There is a legal dispute regarding a party leader’s ability to sack a party secretary during the course of the election campaign. This matter is now before the court, and the court has asked the parties to come before it on August 24, which is a week after the election takes place. By then the new MPs will have been declared, and national list MPs too would be appointed, and decisions taken may not be easy to reverse. It can be argued that the president’s actions are not in keeping with the premises of good governance. On the other hand, the fact of an internal party struggle taking place during the election campaign, and finding expression it it, needs to be seen as part of the transition of Sri Lanka’s system of governance from a leader-centric one to a system-based one in which the rule of law prevails.
The political clash between the president and former president reflects the personality-based and leadership-centred politics in Sri Lanka that needs to be changed. The previous decade in which former president Mahinda Rajapaksa held sway was marked by the increased centralisation of power in the presidency. Centralised rule was initially justified on the basis of the need for rapid economic development in the 1970s and it was reinforced by the need to cope with the war in the 1990s. It reached its apogee in the last phase of the war under former president Rajapaksa and led to dismantling of democratic procedures to enable quick decisions to be made. Contracts for armaments were entered into without tenders being called and without transparency. Even worse decisions regarding life and death were made on the spot.
This explains why the recurrent theme of this election campaign, which was also seen at the presidential election earlier this year, was the issue of abuse of power, impunity and corruption. It is widely believed that the level of corruption in the country, and especially amongst politicians who hold positions of power, reached outrageous proportions. Dealing with the problem of corruption especially is going to be difficult. Corruption is embedded in political and administrative structures at all levels. The bond issue on which the new government committed to good governance stumbled so soon is an indication of the nature of the challenge for the future. As the preliminary inquiries by the government indicated, patterns set in the past continue to operate in the present.
At the election campaign, civil society activists conducted voter education campaigns that urged voters to choose candidates who were clean and not corrupt. If Sri Lanka is to evolve as a democracy, it needs parliamentarians who understand, and respect, the need for systems of government in which the corruption and political favouritism has no place.

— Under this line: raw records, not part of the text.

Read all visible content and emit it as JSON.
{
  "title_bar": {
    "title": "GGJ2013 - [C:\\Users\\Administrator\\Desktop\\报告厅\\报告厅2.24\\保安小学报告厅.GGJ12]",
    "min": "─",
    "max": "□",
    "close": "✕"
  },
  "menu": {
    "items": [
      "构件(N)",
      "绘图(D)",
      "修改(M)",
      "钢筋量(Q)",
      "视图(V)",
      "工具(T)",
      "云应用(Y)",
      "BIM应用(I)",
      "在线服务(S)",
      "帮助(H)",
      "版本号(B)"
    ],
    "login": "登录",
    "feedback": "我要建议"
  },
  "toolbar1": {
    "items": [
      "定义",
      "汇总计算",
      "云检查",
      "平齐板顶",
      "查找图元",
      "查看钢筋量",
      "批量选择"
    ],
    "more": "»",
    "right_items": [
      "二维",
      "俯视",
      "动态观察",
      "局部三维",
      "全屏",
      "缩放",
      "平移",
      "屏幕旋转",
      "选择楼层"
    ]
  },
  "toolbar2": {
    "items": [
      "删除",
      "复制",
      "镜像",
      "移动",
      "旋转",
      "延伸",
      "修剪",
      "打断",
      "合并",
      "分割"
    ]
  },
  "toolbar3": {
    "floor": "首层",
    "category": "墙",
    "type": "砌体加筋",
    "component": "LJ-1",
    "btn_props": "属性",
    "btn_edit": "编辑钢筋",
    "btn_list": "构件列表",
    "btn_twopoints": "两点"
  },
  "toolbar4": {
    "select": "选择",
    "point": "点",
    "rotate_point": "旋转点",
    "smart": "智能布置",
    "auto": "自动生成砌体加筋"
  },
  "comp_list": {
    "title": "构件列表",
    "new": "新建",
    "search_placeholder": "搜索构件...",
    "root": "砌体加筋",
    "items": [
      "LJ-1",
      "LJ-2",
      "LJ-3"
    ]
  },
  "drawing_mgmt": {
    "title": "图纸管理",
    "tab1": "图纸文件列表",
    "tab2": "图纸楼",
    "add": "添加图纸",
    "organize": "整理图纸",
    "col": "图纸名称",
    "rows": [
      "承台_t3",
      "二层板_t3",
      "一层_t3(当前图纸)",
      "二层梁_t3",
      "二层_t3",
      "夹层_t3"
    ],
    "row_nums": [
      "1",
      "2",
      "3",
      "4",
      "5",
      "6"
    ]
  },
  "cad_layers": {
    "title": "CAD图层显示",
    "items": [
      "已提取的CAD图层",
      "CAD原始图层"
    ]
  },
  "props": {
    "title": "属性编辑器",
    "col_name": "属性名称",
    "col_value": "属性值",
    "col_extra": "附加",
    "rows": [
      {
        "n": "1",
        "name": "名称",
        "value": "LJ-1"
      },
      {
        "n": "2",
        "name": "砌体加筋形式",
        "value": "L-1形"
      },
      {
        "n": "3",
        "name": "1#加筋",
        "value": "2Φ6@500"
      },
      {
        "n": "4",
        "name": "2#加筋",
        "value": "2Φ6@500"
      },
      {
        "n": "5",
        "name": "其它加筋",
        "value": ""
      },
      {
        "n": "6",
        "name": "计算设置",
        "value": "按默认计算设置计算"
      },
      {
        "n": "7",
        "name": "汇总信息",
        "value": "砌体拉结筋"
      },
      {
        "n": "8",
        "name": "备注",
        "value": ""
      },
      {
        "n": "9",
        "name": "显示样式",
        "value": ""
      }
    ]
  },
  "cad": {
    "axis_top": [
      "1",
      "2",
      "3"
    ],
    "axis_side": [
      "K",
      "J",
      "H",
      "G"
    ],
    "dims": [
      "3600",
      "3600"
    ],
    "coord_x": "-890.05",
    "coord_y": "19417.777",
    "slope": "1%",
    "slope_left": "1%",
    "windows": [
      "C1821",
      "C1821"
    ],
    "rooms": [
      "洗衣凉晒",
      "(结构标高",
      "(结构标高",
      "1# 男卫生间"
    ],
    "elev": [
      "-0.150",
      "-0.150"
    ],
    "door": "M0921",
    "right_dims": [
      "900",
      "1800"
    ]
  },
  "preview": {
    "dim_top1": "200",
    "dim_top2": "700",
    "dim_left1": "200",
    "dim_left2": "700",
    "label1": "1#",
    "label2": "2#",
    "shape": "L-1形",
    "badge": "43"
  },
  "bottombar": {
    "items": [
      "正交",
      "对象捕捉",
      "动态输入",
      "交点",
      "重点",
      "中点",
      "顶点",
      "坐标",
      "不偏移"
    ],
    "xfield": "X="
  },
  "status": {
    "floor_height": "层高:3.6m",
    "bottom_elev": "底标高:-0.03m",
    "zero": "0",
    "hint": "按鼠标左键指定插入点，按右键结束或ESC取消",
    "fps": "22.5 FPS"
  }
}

It will need leaders with an unwavering commitment to the rule of law. The voters have been so much disempowered by the political system over the past decades that they feel it is necessary to go to politicians to sort out their basic problems. It is easy for politicians to play god, and become abusive, if systems are not strong. The outcome of the election will show what path, and which leaders the people have chosen for the country. Much more will also need to be done to further educate the population to hold their leaders to account.